[[ Record set, beginning ]]

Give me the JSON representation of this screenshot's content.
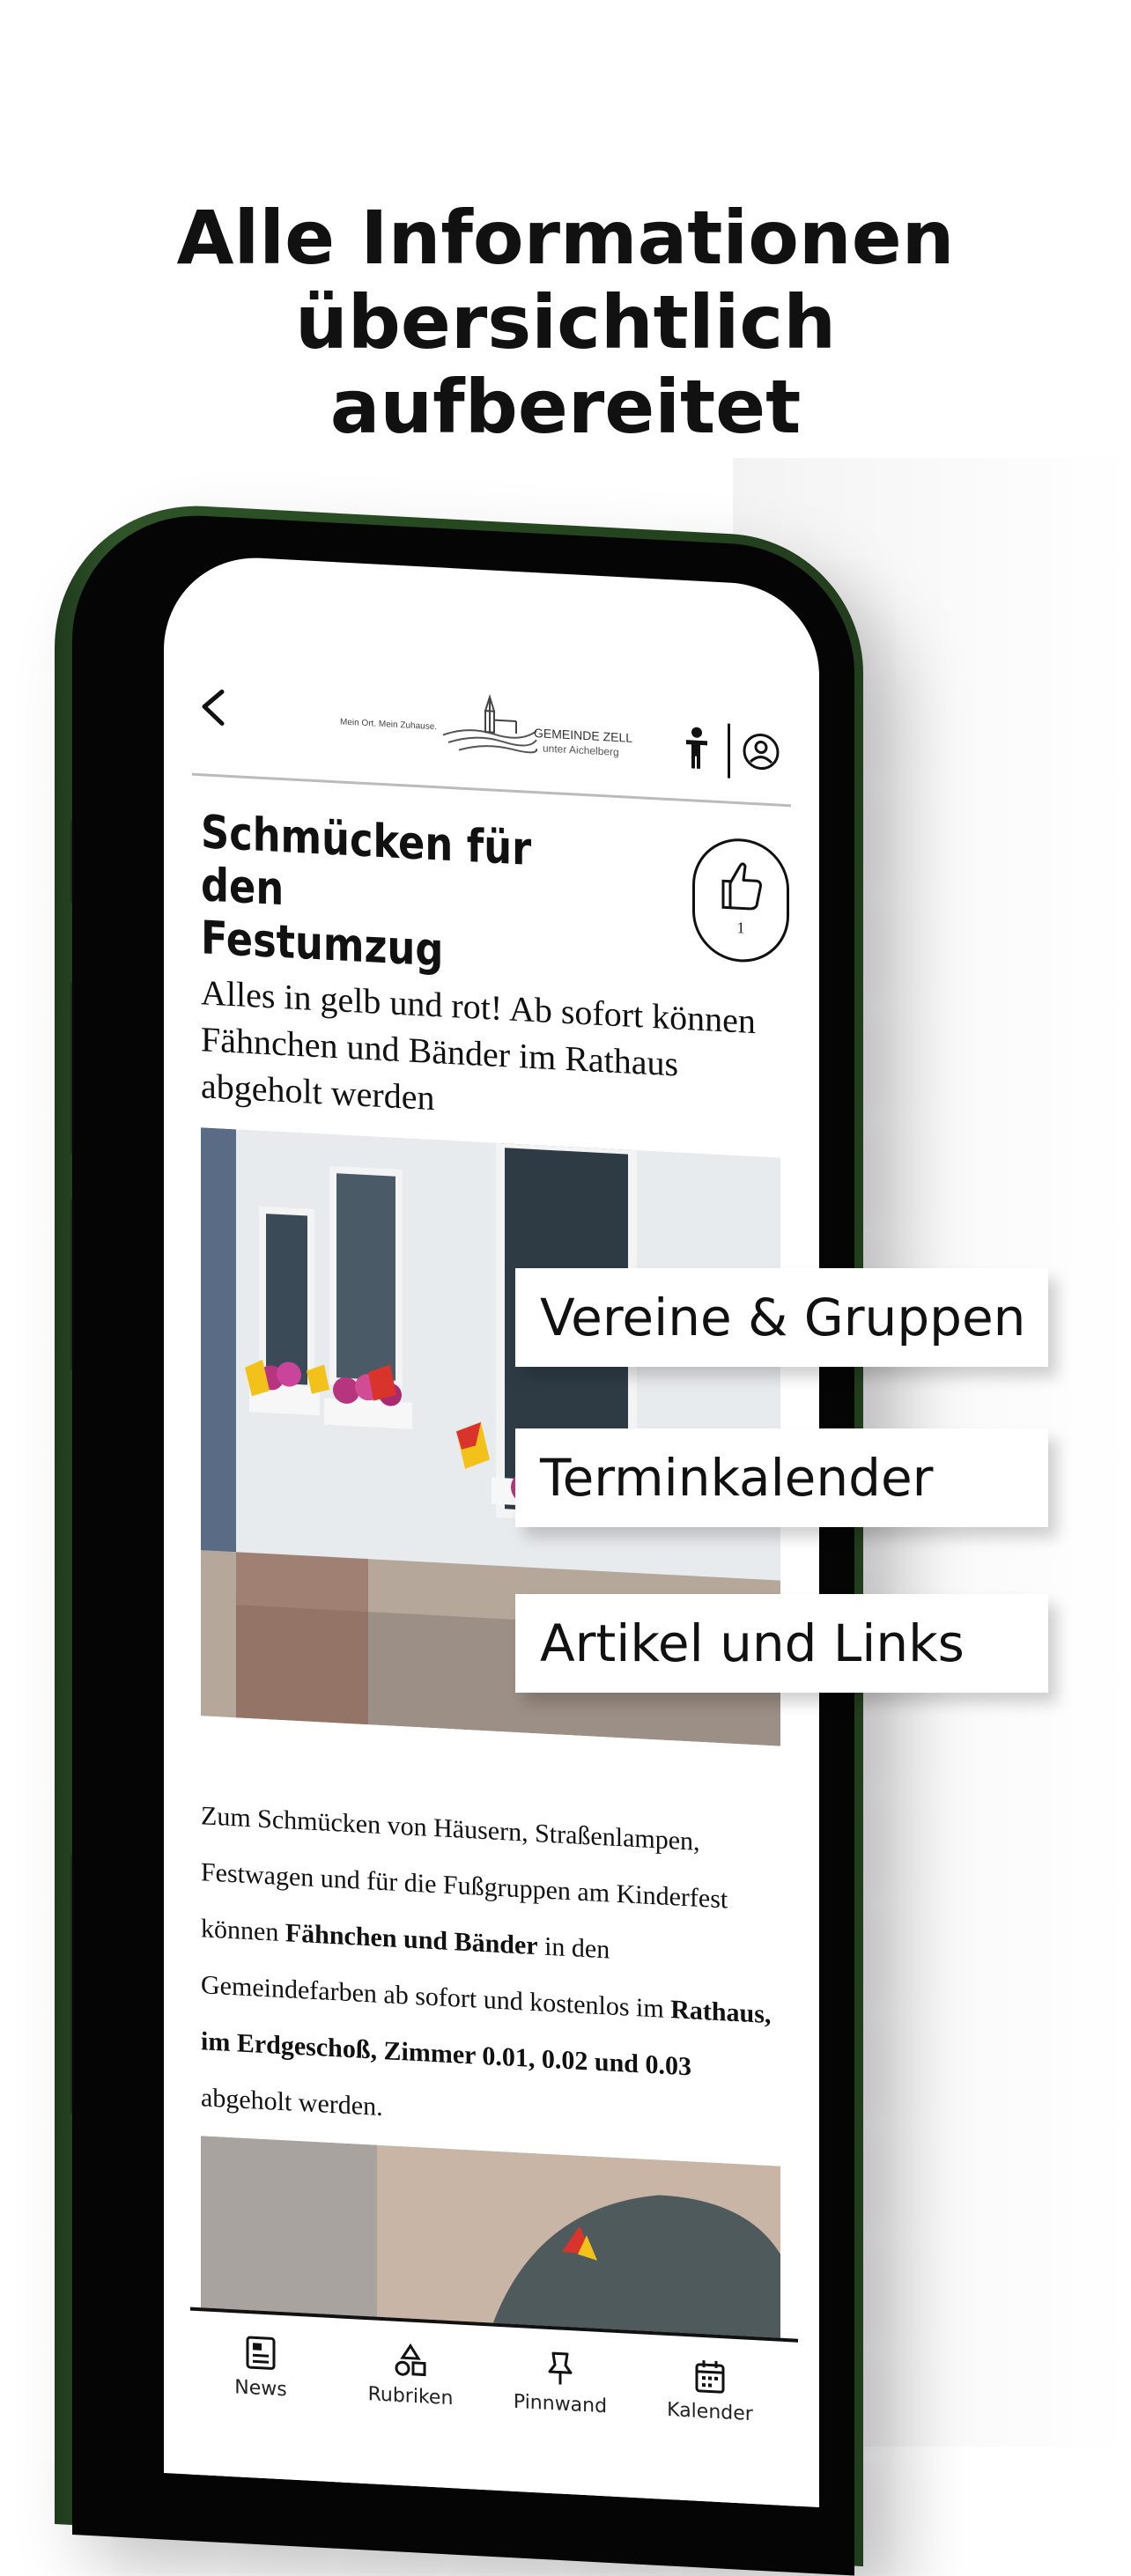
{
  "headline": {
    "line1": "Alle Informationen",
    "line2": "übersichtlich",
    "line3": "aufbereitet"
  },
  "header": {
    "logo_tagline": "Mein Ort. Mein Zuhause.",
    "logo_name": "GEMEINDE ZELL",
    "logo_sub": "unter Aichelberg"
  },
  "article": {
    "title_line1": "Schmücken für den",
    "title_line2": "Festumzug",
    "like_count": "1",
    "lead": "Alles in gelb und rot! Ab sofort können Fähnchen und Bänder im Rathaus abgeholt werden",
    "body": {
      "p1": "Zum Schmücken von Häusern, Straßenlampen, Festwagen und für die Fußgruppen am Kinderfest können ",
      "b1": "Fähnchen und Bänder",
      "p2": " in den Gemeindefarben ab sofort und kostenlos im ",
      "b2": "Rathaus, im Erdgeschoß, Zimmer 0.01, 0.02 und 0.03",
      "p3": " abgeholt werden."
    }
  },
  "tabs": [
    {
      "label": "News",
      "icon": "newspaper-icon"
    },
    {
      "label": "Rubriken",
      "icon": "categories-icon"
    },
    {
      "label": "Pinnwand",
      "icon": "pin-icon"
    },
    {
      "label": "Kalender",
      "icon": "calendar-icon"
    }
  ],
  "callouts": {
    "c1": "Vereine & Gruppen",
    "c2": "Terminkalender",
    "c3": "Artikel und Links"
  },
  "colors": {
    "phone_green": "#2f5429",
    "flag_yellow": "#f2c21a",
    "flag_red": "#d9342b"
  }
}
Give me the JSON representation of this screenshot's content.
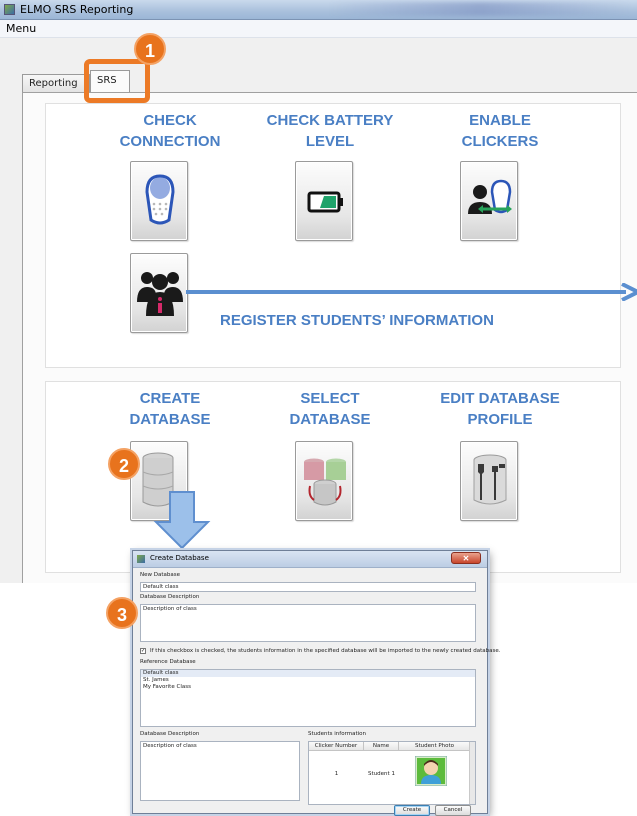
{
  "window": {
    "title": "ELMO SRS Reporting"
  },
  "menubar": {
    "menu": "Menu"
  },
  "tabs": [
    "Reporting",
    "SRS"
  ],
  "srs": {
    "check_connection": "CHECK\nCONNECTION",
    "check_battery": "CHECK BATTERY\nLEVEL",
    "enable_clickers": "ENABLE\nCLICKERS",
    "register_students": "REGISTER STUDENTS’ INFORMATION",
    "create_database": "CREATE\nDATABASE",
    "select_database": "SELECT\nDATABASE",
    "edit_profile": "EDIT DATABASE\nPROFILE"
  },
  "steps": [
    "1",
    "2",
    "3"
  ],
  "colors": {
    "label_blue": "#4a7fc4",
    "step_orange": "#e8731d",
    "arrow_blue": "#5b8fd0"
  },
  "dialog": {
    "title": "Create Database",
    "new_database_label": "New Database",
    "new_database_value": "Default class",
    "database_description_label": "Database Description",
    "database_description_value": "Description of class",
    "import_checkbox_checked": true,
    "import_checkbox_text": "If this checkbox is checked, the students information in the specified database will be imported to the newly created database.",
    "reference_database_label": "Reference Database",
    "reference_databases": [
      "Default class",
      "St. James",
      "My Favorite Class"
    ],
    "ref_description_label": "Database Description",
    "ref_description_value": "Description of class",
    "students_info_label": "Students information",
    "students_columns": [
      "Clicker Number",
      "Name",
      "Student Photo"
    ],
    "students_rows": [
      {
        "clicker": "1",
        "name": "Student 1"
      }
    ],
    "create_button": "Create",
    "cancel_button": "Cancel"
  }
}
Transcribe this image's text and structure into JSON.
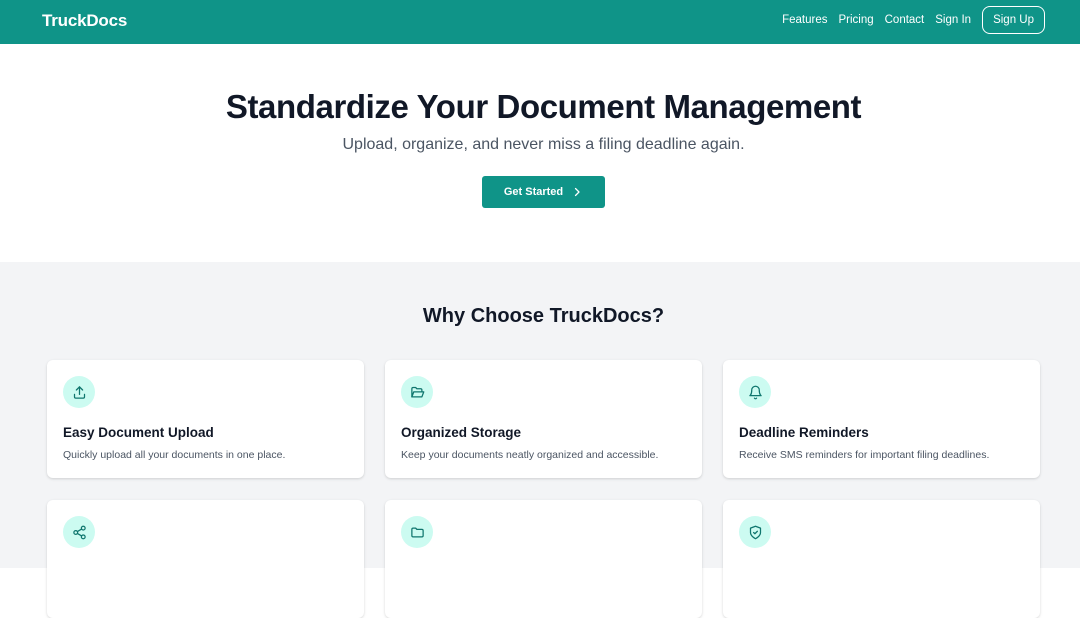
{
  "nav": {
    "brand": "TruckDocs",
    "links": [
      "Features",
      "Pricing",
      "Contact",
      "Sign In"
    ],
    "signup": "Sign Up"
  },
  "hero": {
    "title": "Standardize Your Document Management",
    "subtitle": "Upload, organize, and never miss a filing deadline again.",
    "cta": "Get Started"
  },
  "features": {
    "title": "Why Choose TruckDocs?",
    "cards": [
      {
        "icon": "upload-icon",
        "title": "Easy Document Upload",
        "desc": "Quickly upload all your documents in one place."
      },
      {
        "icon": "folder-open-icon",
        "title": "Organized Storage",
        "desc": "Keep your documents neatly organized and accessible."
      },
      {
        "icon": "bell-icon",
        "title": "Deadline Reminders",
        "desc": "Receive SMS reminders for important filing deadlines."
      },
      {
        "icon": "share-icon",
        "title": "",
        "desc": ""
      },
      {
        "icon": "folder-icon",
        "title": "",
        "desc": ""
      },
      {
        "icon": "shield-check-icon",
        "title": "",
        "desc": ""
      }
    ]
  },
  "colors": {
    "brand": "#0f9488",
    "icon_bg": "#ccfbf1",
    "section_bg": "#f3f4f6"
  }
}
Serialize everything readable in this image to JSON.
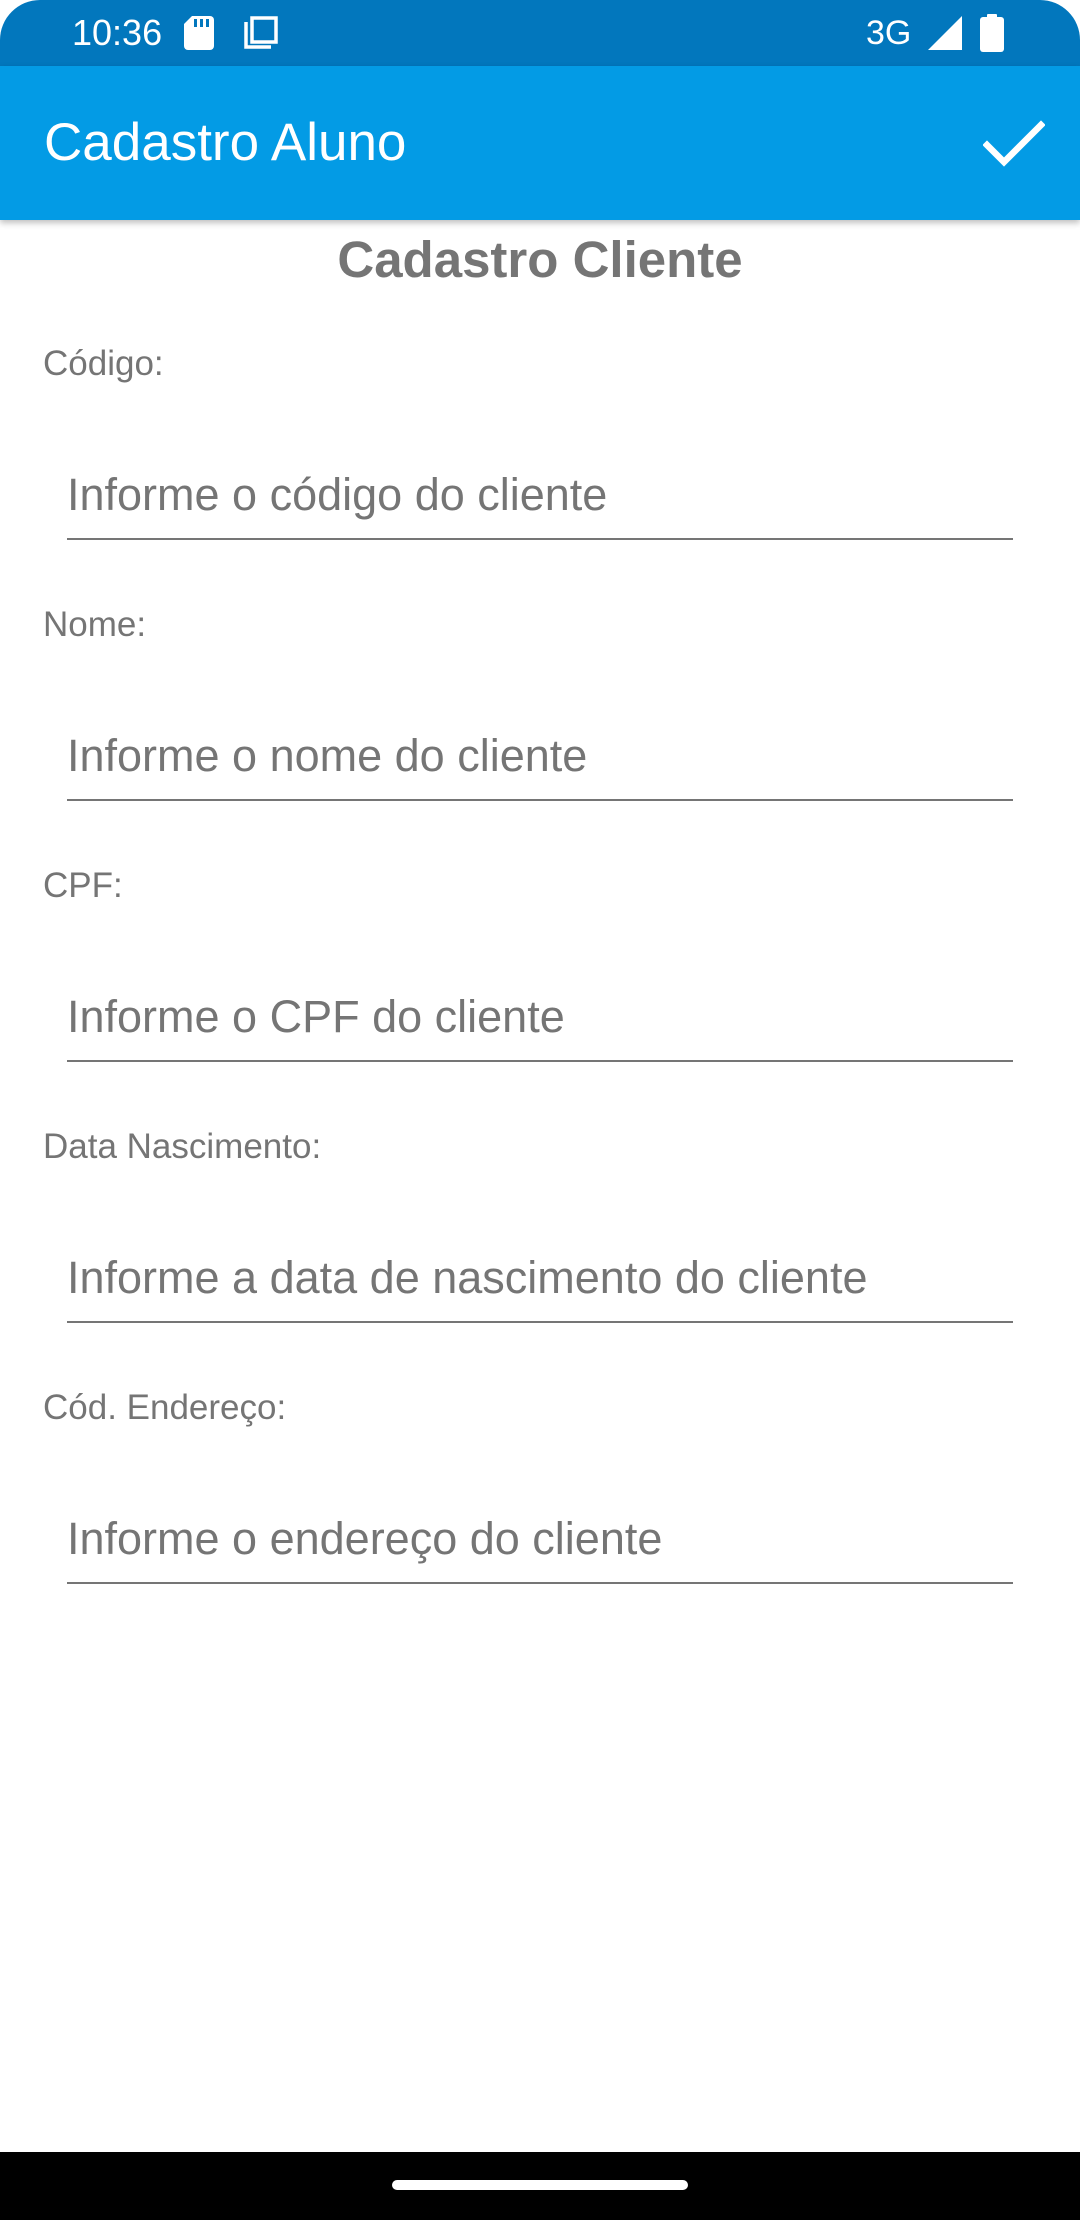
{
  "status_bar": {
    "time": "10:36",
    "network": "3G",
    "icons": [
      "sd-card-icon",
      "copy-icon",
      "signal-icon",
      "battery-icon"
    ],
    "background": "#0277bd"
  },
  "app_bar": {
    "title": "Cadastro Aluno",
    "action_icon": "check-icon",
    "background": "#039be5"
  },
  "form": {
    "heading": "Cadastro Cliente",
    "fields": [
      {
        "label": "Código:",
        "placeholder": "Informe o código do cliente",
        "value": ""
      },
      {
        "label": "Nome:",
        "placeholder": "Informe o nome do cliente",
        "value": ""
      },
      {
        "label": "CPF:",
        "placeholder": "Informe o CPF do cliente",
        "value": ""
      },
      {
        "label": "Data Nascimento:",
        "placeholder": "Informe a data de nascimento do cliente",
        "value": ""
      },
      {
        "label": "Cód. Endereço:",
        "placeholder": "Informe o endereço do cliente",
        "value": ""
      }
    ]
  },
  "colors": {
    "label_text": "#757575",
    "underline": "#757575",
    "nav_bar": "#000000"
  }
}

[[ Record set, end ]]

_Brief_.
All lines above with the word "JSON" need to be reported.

_Output for this exercise_.
Give me the JSON representation of this screenshot's content.
Give me the JSON representation of this screenshot's content.
Transcribe this image's text and structure into JSON.
Serialize everything readable in this image to JSON.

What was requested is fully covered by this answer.